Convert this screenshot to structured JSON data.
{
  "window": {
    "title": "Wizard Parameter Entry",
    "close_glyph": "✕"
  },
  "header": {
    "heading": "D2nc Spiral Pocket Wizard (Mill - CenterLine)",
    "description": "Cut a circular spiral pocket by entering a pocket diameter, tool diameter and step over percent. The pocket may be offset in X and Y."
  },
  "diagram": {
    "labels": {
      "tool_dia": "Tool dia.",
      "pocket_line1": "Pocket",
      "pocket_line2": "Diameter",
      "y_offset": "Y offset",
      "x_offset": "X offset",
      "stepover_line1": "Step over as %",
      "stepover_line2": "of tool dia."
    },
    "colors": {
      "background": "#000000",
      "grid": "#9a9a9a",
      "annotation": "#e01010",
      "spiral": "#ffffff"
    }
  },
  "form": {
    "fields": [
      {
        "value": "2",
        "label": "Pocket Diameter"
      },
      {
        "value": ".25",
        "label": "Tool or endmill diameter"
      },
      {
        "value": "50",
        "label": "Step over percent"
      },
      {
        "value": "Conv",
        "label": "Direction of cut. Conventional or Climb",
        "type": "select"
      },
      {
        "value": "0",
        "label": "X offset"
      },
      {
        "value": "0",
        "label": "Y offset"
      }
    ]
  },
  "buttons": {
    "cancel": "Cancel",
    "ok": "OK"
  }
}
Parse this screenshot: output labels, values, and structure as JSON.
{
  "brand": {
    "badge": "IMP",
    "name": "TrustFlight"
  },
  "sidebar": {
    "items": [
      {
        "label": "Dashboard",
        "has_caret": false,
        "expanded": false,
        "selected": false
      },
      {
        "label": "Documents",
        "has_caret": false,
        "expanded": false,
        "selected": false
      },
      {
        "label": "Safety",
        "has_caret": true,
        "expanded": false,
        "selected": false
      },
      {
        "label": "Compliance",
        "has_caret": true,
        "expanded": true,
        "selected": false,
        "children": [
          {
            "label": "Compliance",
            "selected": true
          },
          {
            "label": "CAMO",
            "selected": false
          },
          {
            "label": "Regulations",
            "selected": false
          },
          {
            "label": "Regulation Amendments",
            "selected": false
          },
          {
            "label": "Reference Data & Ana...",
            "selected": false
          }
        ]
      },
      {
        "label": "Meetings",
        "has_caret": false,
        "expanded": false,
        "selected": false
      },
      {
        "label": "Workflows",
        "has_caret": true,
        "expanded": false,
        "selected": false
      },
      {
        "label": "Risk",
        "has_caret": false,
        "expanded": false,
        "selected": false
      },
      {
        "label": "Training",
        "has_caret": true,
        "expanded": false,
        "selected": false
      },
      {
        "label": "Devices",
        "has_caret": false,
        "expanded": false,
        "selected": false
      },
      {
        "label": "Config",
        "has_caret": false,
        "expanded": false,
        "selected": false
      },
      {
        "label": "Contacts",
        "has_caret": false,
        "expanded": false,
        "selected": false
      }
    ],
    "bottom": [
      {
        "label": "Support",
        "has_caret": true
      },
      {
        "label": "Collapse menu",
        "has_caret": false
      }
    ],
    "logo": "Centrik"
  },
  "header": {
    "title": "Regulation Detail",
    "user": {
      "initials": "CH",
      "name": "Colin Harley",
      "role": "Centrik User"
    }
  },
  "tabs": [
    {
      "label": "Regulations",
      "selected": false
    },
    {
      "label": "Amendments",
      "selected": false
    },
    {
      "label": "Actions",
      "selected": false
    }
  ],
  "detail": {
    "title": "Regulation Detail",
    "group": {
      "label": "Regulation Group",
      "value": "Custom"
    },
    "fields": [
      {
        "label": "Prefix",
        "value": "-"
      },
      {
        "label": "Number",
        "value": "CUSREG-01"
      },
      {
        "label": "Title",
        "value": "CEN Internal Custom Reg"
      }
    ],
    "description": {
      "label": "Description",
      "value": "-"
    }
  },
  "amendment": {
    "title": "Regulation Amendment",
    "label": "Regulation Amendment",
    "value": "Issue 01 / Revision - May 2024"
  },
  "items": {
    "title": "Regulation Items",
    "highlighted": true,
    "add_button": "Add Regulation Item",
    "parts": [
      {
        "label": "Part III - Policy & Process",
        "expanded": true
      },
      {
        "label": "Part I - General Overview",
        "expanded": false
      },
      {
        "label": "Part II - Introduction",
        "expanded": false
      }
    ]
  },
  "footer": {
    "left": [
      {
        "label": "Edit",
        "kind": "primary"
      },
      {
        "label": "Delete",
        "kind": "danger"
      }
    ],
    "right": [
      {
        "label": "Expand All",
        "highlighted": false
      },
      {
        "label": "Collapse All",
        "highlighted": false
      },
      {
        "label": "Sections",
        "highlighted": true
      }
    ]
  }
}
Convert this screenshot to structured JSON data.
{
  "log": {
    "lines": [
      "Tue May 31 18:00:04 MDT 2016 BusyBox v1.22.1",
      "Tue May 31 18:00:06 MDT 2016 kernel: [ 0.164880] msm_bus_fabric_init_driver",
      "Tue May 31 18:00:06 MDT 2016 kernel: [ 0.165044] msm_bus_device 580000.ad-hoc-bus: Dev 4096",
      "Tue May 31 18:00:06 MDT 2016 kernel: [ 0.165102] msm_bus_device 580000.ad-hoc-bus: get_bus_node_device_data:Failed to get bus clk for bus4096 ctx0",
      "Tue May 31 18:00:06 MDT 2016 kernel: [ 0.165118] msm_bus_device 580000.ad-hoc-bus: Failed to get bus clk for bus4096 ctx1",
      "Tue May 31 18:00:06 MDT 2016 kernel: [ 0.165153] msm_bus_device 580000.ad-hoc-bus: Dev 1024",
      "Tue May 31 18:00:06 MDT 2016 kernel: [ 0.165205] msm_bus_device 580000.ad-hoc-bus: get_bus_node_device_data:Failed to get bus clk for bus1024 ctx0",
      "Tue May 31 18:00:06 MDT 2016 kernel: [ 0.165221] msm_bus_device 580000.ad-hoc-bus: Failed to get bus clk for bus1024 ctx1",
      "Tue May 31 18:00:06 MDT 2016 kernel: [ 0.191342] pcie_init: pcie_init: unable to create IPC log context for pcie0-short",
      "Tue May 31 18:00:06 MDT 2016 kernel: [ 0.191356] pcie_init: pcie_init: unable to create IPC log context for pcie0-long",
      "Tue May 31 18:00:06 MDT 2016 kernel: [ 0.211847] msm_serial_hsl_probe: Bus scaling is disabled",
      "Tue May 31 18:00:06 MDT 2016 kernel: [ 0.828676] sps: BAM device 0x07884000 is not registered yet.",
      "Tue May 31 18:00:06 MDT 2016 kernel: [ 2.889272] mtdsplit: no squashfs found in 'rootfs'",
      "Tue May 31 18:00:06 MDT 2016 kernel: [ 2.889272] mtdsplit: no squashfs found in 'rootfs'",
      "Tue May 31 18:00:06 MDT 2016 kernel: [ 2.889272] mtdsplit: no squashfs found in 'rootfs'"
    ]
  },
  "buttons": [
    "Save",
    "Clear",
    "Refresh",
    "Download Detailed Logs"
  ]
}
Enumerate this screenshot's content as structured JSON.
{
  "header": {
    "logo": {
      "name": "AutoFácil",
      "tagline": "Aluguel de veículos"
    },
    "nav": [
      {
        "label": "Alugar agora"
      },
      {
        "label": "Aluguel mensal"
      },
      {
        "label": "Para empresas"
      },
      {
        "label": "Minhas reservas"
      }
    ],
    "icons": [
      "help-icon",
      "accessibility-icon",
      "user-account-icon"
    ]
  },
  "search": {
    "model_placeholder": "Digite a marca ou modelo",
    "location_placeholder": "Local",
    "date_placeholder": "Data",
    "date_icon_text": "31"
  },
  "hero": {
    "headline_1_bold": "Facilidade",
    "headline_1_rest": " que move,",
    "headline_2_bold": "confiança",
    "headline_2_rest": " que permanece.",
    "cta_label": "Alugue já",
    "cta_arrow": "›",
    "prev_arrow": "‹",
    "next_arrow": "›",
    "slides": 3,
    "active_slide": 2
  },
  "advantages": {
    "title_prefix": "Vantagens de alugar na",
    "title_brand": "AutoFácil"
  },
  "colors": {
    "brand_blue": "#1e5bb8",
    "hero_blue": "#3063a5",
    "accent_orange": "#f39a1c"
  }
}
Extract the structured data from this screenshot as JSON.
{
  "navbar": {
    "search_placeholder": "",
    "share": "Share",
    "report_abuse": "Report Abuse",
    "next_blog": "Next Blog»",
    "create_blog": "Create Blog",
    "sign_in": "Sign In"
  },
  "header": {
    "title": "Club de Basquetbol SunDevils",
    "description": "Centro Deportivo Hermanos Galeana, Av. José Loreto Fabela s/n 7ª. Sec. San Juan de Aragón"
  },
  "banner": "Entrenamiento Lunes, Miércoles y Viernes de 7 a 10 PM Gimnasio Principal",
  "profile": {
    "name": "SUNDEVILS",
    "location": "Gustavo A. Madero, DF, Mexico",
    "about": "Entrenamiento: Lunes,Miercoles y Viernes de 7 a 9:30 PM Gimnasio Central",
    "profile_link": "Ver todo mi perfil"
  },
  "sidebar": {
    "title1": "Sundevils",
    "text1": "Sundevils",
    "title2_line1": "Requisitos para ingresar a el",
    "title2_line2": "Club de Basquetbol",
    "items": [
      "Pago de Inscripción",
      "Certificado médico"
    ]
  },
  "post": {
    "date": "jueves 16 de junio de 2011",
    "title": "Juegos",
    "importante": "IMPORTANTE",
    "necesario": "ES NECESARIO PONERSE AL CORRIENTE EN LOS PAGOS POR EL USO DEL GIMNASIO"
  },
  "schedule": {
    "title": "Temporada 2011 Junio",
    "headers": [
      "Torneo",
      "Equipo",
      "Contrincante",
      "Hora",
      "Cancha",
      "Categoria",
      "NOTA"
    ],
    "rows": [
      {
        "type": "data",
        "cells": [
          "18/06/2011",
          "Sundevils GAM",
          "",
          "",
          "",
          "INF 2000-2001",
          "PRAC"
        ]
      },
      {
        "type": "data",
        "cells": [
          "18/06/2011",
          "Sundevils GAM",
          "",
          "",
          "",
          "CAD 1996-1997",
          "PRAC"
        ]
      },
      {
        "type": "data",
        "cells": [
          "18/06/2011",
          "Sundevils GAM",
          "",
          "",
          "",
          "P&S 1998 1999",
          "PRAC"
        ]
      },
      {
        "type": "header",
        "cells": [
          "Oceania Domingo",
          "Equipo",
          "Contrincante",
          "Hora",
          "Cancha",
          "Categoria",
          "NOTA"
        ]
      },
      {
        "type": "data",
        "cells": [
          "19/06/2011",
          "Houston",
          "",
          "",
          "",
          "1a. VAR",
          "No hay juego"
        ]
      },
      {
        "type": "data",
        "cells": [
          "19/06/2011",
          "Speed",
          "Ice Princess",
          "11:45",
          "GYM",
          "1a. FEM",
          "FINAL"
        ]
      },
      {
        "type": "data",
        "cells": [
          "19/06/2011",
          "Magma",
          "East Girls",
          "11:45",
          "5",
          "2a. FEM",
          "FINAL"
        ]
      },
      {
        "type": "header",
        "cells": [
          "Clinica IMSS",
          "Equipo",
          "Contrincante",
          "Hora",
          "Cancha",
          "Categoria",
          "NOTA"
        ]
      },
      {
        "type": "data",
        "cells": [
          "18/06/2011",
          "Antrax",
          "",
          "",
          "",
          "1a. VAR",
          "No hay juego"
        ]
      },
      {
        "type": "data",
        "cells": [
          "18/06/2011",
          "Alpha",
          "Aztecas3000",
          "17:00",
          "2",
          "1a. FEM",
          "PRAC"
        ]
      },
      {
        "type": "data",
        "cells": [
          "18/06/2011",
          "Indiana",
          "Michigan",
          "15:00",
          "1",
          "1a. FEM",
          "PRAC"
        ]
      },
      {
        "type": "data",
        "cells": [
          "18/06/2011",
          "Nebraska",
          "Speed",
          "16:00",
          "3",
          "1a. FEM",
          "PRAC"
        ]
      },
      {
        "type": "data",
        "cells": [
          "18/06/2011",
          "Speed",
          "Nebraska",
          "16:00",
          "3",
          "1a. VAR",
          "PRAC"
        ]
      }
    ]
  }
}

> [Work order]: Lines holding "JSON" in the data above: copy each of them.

> [Output for this exercise]:
Convert this screenshot to structured JSON data.
Parse this screenshot: output labels, values, and structure as JSON.
Convert this screenshot to structured JSON data.
Enumerate this screenshot's content as structured JSON.
Extract the structured data from this screenshot as JSON.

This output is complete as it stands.